The transitional military-civilian government that currently rules Sudan established an independent committee in 2019 to investigate the crackdown, which also involved what activists describe as a campaign of rapes and sexual misconduct by troops ordered by the military to crush the pro-democracy movement.
However, the investigatory panel has repeatedly missed its deadlines for reporting, angering victims’ families and rights groups.
Reporting from Khartoum, Al Jazeera’s Hiba Morgan, said while it is not the first time Sudanese protesters have taken to the streets to demand justice since the massacre, “the frustration this time is very obvious”.
She said promises that the government would work to speed up the investigation have done little to calm the anger.
“People say that they’ve heard these promises and these statements from the government over and over again. They say that this is not the first time the government has promised to speed up investigations and to deliver justice,” Morgan said.

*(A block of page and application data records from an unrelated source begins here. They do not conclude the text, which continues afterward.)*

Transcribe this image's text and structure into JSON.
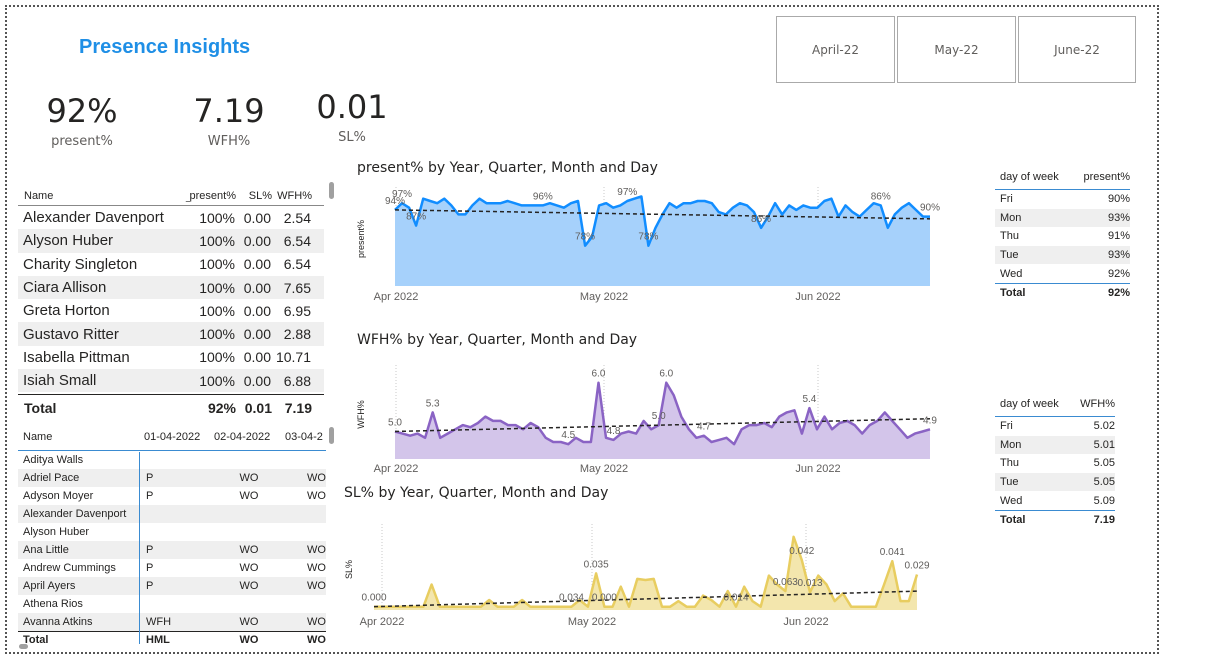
{
  "report": {
    "title": "Presence Insights",
    "kpis": [
      {
        "value": "92%",
        "label": "present%"
      },
      {
        "value": "7.19",
        "label": "WFH%"
      },
      {
        "value": "0.01",
        "label": "SL%"
      }
    ],
    "month_slicer": [
      "April-22",
      "May-22",
      "June-22"
    ]
  },
  "employee_table": {
    "headers": [
      "Name",
      "present%",
      "SL%",
      "WFH%"
    ],
    "rows": [
      [
        "Alexander Davenport",
        "100%",
        "0.00",
        "2.54"
      ],
      [
        "Alyson Huber",
        "100%",
        "0.00",
        "6.54"
      ],
      [
        "Charity Singleton",
        "100%",
        "0.00",
        "6.54"
      ],
      [
        "Ciara Allison",
        "100%",
        "0.00",
        "7.65"
      ],
      [
        "Greta Horton",
        "100%",
        "0.00",
        "6.95"
      ],
      [
        "Gustavo Ritter",
        "100%",
        "0.00",
        "2.88"
      ],
      [
        "Isabella Pittman",
        "100%",
        "0.00",
        "10.71"
      ],
      [
        "Isiah Small",
        "100%",
        "0.00",
        "6.88"
      ]
    ],
    "total": [
      "Total",
      "92%",
      "0.01",
      "7.19"
    ]
  },
  "attendance_matrix": {
    "headers": [
      "Name",
      "01-04-2022",
      "02-04-2022",
      "03-04-2"
    ],
    "rows": [
      [
        "Aditya Walls",
        "",
        "",
        ""
      ],
      [
        "Adriel Pace",
        "P",
        "WO",
        "WO"
      ],
      [
        "Adyson Moyer",
        "P",
        "WO",
        "WO"
      ],
      [
        "Alexander Davenport",
        "",
        "",
        ""
      ],
      [
        "Alyson Huber",
        "",
        "",
        ""
      ],
      [
        "Ana Little",
        "P",
        "WO",
        "WO"
      ],
      [
        "Andrew Cummings",
        "P",
        "WO",
        "WO"
      ],
      [
        "April Ayers",
        "P",
        "WO",
        "WO"
      ],
      [
        "Athena Rios",
        "",
        "",
        ""
      ],
      [
        "Avanna Atkins",
        "WFH",
        "WO",
        "WO"
      ]
    ],
    "total": [
      "Total",
      "HML",
      "WO",
      "WO"
    ]
  },
  "present_by_day": {
    "headers": [
      "day of week",
      "present%"
    ],
    "rows": [
      [
        "Fri",
        "90%"
      ],
      [
        "Mon",
        "93%"
      ],
      [
        "Thu",
        "91%"
      ],
      [
        "Tue",
        "93%"
      ],
      [
        "Wed",
        "92%"
      ]
    ],
    "total": [
      "Total",
      "92%"
    ]
  },
  "wfh_by_day": {
    "headers": [
      "day of week",
      "WFH%"
    ],
    "rows": [
      [
        "Fri",
        "5.02"
      ],
      [
        "Mon",
        "5.01"
      ],
      [
        "Thu",
        "5.05"
      ],
      [
        "Tue",
        "5.05"
      ],
      [
        "Wed",
        "5.09"
      ]
    ],
    "total": [
      "Total",
      "7.19"
    ]
  },
  "chart_data": [
    {
      "type": "area",
      "title": "present% by Year, Quarter, Month and Day",
      "ylabel": "present%",
      "xlabel": "",
      "x_ticks": [
        "Apr 2022",
        "May 2022",
        "Jun 2022"
      ],
      "ylim": [
        60,
        102
      ],
      "color": "#118dff",
      "fill": "#a6d1fb",
      "trend": [
        94,
        90
      ],
      "values": [
        94,
        97,
        95,
        87,
        99,
        98,
        97,
        99,
        96,
        92,
        92,
        96,
        99,
        97,
        97,
        97,
        98,
        97,
        96,
        96,
        96,
        96,
        97,
        96,
        95,
        97,
        98,
        78,
        82,
        96,
        97,
        95,
        96,
        98,
        99,
        100,
        78,
        86,
        92,
        97,
        95,
        97,
        97,
        98,
        98,
        97,
        93,
        92,
        95,
        97,
        96,
        93,
        86,
        91,
        97,
        92,
        96,
        94,
        96,
        95,
        95,
        98,
        99,
        91,
        96,
        93,
        91,
        94,
        97,
        96,
        86,
        92,
        95,
        97,
        94,
        91,
        91
      ],
      "data_labels": [
        {
          "index": 0,
          "text": "94%"
        },
        {
          "index": 1,
          "text": "97%"
        },
        {
          "index": 3,
          "text": "87%"
        },
        {
          "index": 21,
          "text": "96%"
        },
        {
          "index": 27,
          "text": "78%"
        },
        {
          "index": 33,
          "text": "97%"
        },
        {
          "index": 36,
          "text": "78%"
        },
        {
          "index": 52,
          "text": "86%"
        },
        {
          "index": 69,
          "text": "86%"
        },
        {
          "index": 76,
          "text": "90%"
        }
      ]
    },
    {
      "type": "area",
      "title": "WFH% by Year, Quarter, Month and Day",
      "ylabel": "WFH%",
      "xlabel": "",
      "x_ticks": [
        "Apr 2022",
        "May 2022",
        "Jun 2022"
      ],
      "ylim": [
        4.2,
        6.3
      ],
      "color": "#8a63c4",
      "fill": "#d3c5ea",
      "trend": [
        4.85,
        5.15
      ],
      "values": [
        4.85,
        4.8,
        4.75,
        4.8,
        4.7,
        5.3,
        4.7,
        4.8,
        4.9,
        5.0,
        4.95,
        5.05,
        5.2,
        5.1,
        5.1,
        5.0,
        5.0,
        4.9,
        5.05,
        4.95,
        4.7,
        4.6,
        4.6,
        4.55,
        4.7,
        4.6,
        4.6,
        6.0,
        4.7,
        4.65,
        4.8,
        4.85,
        4.8,
        5.1,
        4.9,
        5.0,
        6.0,
        5.7,
        5.2,
        4.9,
        4.7,
        4.75,
        4.6,
        4.65,
        4.7,
        4.55,
        4.9,
        5.0,
        5.0,
        5.05,
        4.95,
        5.2,
        5.3,
        5.35,
        4.8,
        5.4,
        4.9,
        5.2,
        4.9,
        5.05,
        5.1,
        5.0,
        4.8,
        5.0,
        5.1,
        5.3,
        5.1,
        4.9,
        4.7,
        4.8,
        4.85,
        4.9
      ],
      "data_labels": [
        {
          "index": 0,
          "text": "5.0"
        },
        {
          "index": 5,
          "text": "5.3"
        },
        {
          "index": 23,
          "text": "4.5"
        },
        {
          "index": 27,
          "text": "6.0"
        },
        {
          "index": 29,
          "text": "4.8"
        },
        {
          "index": 35,
          "text": "5.0"
        },
        {
          "index": 36,
          "text": "6.0"
        },
        {
          "index": 41,
          "text": "4.7"
        },
        {
          "index": 55,
          "text": "5.4"
        },
        {
          "index": 71,
          "text": "4.9"
        }
      ]
    },
    {
      "type": "area",
      "title": "SL% by Year, Quarter, Month and Day",
      "ylabel": "SL%",
      "xlabel": "",
      "x_ticks": [
        "Apr 2022",
        "May 2022",
        "Jun 2022"
      ],
      "ylim": [
        -0.003,
        0.07
      ],
      "color": "#e8cd60",
      "fill": "#f3e6ad",
      "trend": [
        0.0,
        0.014
      ],
      "values": [
        0,
        0,
        0,
        0,
        0,
        0,
        0,
        0.02,
        0,
        0,
        0,
        0,
        0,
        0,
        0.006,
        0,
        0,
        0,
        0.006,
        0,
        0,
        0,
        0,
        0,
        0,
        0.006,
        0,
        0.03,
        0,
        0,
        0.018,
        0,
        0.025,
        0.024,
        0.025,
        0,
        0,
        0.005,
        0,
        0,
        0.01,
        0.006,
        0.0,
        0.014,
        0.0,
        0.018,
        0.005,
        0.0,
        0.028,
        0.02,
        0.014,
        0.063,
        0.042,
        0.013,
        0.028,
        0.02,
        0.005,
        0.012,
        0,
        0,
        0,
        0,
        0.02,
        0.041,
        0.005,
        0.005,
        0.029
      ],
      "data_labels": [
        {
          "index": 0,
          "text": "0.000"
        },
        {
          "index": 24,
          "text": "0.034"
        },
        {
          "index": 27,
          "text": "0.035"
        },
        {
          "index": 28,
          "text": "0.000"
        },
        {
          "index": 44,
          "text": "0.014"
        },
        {
          "index": 50,
          "text": "0.063"
        },
        {
          "index": 52,
          "text": "0.042"
        },
        {
          "index": 53,
          "text": "0.013"
        },
        {
          "index": 63,
          "text": "0.041"
        },
        {
          "index": 66,
          "text": "0.029"
        }
      ]
    }
  ]
}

“They say that they’ve gotten … fed up with the promises that this government has been given to them so they’ve taken to the streets once again.”
Carrying the Sudanese flag and banners demanding justice, the protesters marched to the cabinet building and the public prosecutor’s office, some singing the national anthem.
“We came here to mark the sit-in massacre and to show that even after al-Bashir’s ouster, people are still suffering,” 24-year-old Eman Babiker, who complained of rampant unemployment, told the AFP news agency.
“We want to send a message to the government that we can always take to the streets if they fail to bring justice to those killed,” said Walid Shazli, another protester.
‘Slowed down justice’
On Wednesday night, Prime Minister Abdalla Hamdok said his government has done its best to achieve justice.
However, he admitted that the “complicated ties” with security agencies overseen by the military generals “has sometimes slowed down justice and delayed the submission of information” prosecutors need for their investigations.
Before Thursday’s protests, Sudanese authorities had closed off the main roads leading to the army headquarters and urged demonstrators to stay away from the site.
In May, security forces dispersed a similar demonstration, killing two people and causing injuries to dozens.
Sudan’s army later said it had handed prosecutors a list of army personnel suspected of involvement in those killings.